Florida Governor Vetoes Alimony Reform Bill
Recently, Governor Ron DeSantis defied attempts to overhaul Florida’s alimony laws by vetoing a reform package that was passed by both the House of Representatives and the Senate. The governor’s veto marks the third time that attempts to reform the alimony system in Florida have failed in the last ten years. If passed, the bill would have eliminated permanent alimony in the state and required that payments be ordered based on the length of a couple’s marriage.
If the governor hadn’t vetoed the recent attempts at alimony reform, the new laws would have gone into effect on the first of July and would have:
- Eliminated permanent alimony as an option for spousal maintenance for the majority of divorcing couples;
- Changed the process for modifying an alimony award for those seeking to retire;
- Made couples who were married for less than three years ineligible for alimony payments;
- Made couples who were married for 20 years or more eligible for payments for up to 75 percent of the length of the marriage;
- Eliminated adultery as a consideration in making alimony determinations; and
- Set a financial baseline for spouses who no longer qualify for permanent alimony to help keep them from falling below the federal poverty threshold.
In addition to making changes to the state’s alimony law, the proposed reform package would also have made some important modifications to Florida’s child custody laws, requiring judges to presume that equal time-sharing between divorced parents is in a child’s best interests.
The Governor’s Concerns
Proponents of the alimony reform package argued that the changes would have modernized the state’s alimony laws, making them more equitable and predictable for divorcing couples. The governor, however, upon vetoing the reform package, voiced concerns over the bill’s effect on older ex-spouses who were financially dependent on the payments. Specifically, he argued that the law’s retroactive effect would allow ex-spouses to amend existing alimony agreements, thereby unconstitutionally impairing the vested rights of those individuals under pre-existing marital settlement agreements. Advocates of the bill continue to argue that as written, the law would not have applied to preexisting alimony agreements and that individuals who wished to change a previous permanent alimony award would still have been required to meet the substantial change in circumstances standard in order to do so.
Do You Have Questions About Florida’s Alimony Law?
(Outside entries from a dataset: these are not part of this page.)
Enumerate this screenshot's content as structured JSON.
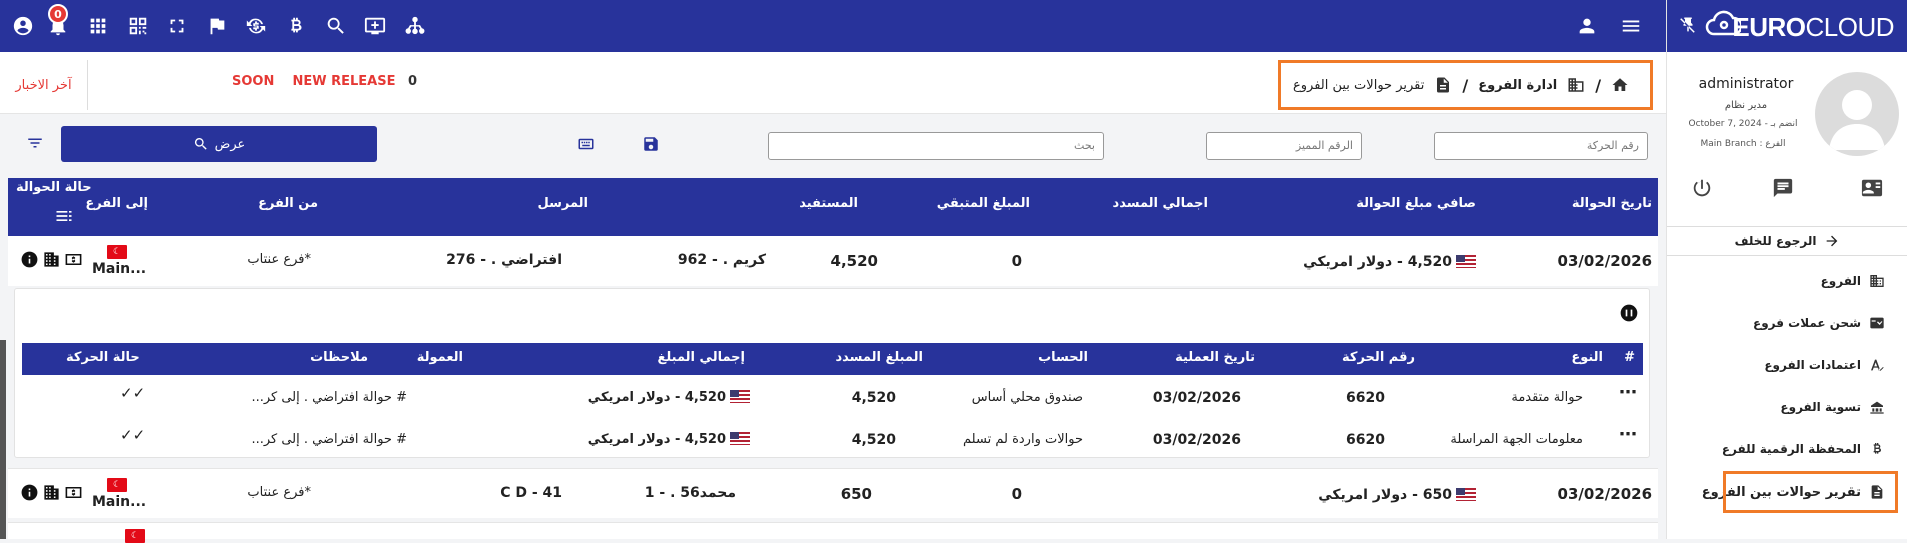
{
  "topbar": {
    "notification_count": "0",
    "icons": [
      "account-circle-icon",
      "bell-icon",
      "apps-grid-icon",
      "qr-code-icon",
      "fullscreen-icon",
      "flag-icon",
      "currency-exchange-icon",
      "bitcoin-icon",
      "search-icon",
      "monitor-add-icon",
      "hierarchy-icon",
      "person-icon",
      "menu-icon"
    ]
  },
  "brand": {
    "logo_part1": "EURO",
    "logo_part2": "CLOUD"
  },
  "news": {
    "label": "آخر الاخبار",
    "soon": "SOON",
    "release": "NEW RELEASE",
    "count": "0"
  },
  "breadcrumb": {
    "branches": "ادارة الفروع",
    "current": "تقرير حوالات بين الفروع"
  },
  "filters": {
    "movement_no_placeholder": "رقم الحركة",
    "special_no_placeholder": "الرقم المميز",
    "search_placeholder": "بحث",
    "show_label": "عرض"
  },
  "table": {
    "headers": {
      "date": "تاريخ الحوالة",
      "net": "صافي مبلغ الحوالة",
      "paid_total": "اجمالي المسدد",
      "remaining": "المبلغ المتبقي",
      "beneficiary": "المستفيد",
      "sender": "المرسل",
      "from_branch": "من الفرع",
      "to_branch": "إلى الفرع",
      "status": "حالة الحوالة"
    },
    "rows": [
      {
        "date": "03/02/2026",
        "net": "4,520 - دولار امريكي",
        "paid": "0",
        "remaining": "4,520",
        "beneficiary": "كريم . - 962",
        "sender": "افتراضي . - 276",
        "from": "*فرع عنتاب",
        "to": "Main..."
      },
      {
        "date": "03/02/2026",
        "net": "650 - دولار امريكي",
        "paid": "0",
        "remaining": "650",
        "beneficiary": "محمد56 . - 1",
        "sender": "C D - 41",
        "from": "*فرع عنتاب",
        "to": "Main..."
      }
    ]
  },
  "detail": {
    "headers": {
      "hash": "#",
      "type": "النوع",
      "movement_no": "رقم الحركة",
      "op_date": "تاريخ العملية",
      "account": "الحساب",
      "paid": "المبلغ المسدد",
      "total": "إجمالي المبلغ",
      "commission": "العمولة",
      "notes": "ملاحظات",
      "status": "حالة الحركة"
    },
    "rows": [
      {
        "type": "حوالة متقدمة",
        "movement_no": "6620",
        "op_date": "03/02/2026",
        "account": "صندوق محلي أساس",
        "paid": "4,520",
        "total": "4,520 - دولار امريكي",
        "notes": "# حوالة افتراضي . إلى كر..."
      },
      {
        "type": "معلومات الجهة المراسلة",
        "movement_no": "6620",
        "op_date": "03/02/2026",
        "account": "حوالات واردة لم تسلم",
        "paid": "4,520",
        "total": "4,520 - دولار امريكي",
        "notes": "# حوالة افتراضي . إلى كر..."
      }
    ]
  },
  "user": {
    "name": "administrator",
    "role": "مدير نظام",
    "joined": "October 7, 2024 - انضم بـ",
    "branch": "Main Branch : الفرع"
  },
  "sidebar": {
    "back": "الرجوع للخلف",
    "items": [
      "الفروع",
      "شحن عملات فروع",
      "اعتمادات الفروع",
      "تسوية الفروع",
      "المحفظة الرقمية للفرع",
      "تقرير حوالات بين الفروع"
    ]
  }
}
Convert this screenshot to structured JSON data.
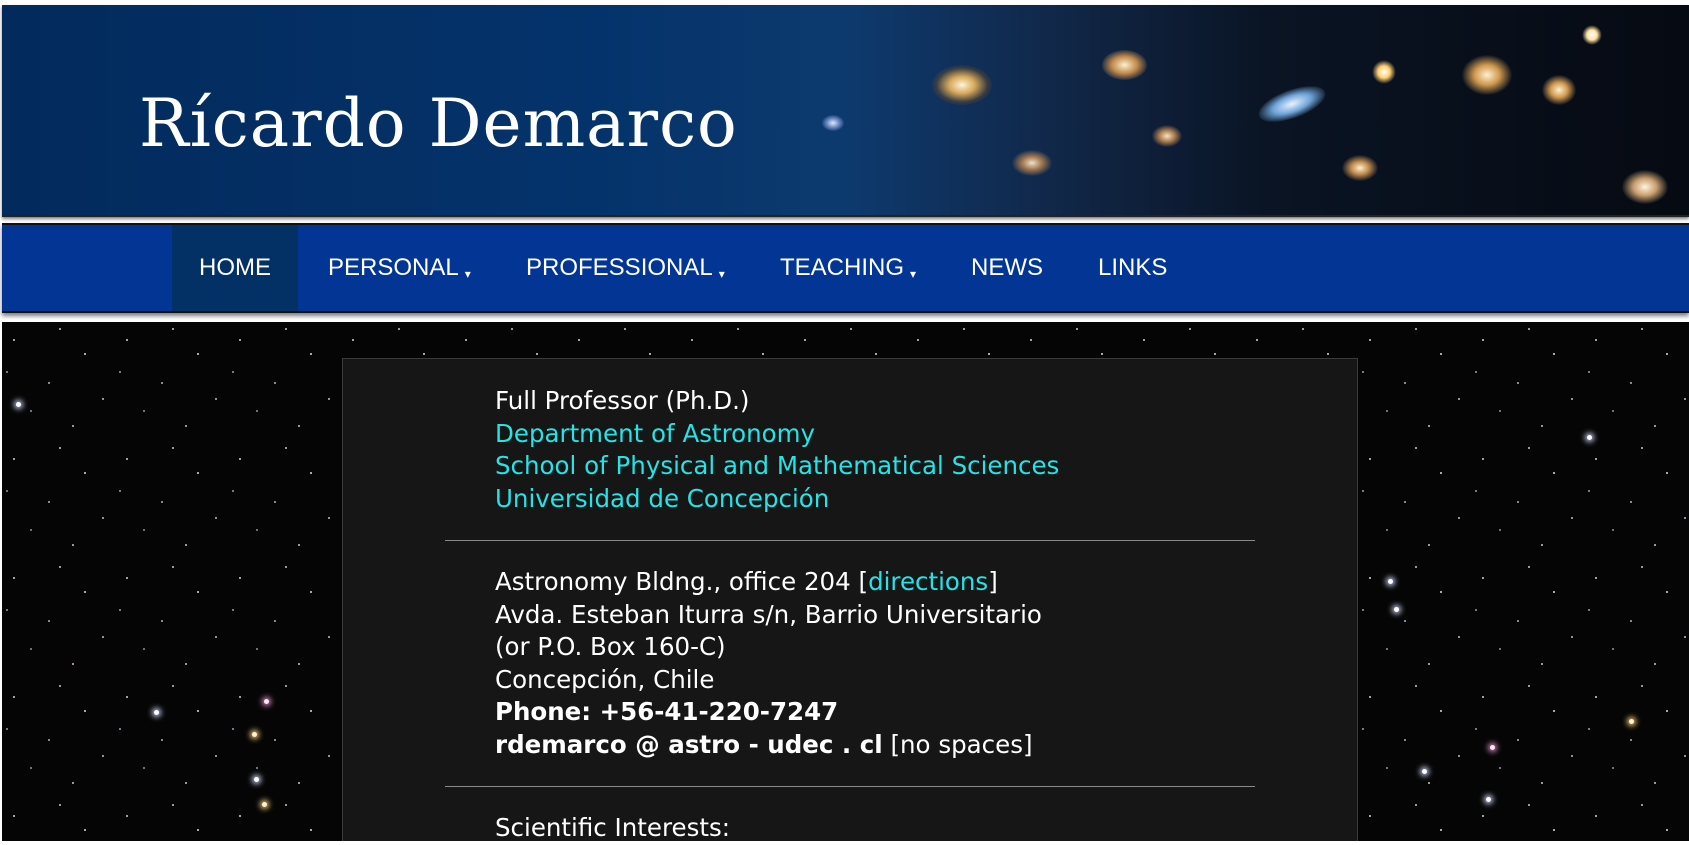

Figuring out how you will support yourself financially after divorce is one of the most difficult aspects of ending a marriage. Fortunately, you don’t have to grapple with these kinds of issues on your own, but can seek the assistance of an experienced legal representative, who can help walk you through your options. To learn more about negotiating an alimony award or property settlement, or to speak with one of our experienced Clearwater alimony lawyers about another divorce-related legal matter, feel free to contact Cairns Law, P.A. today. You can set up an initial consultation by calling 727-683-1472 or by sending us an online message.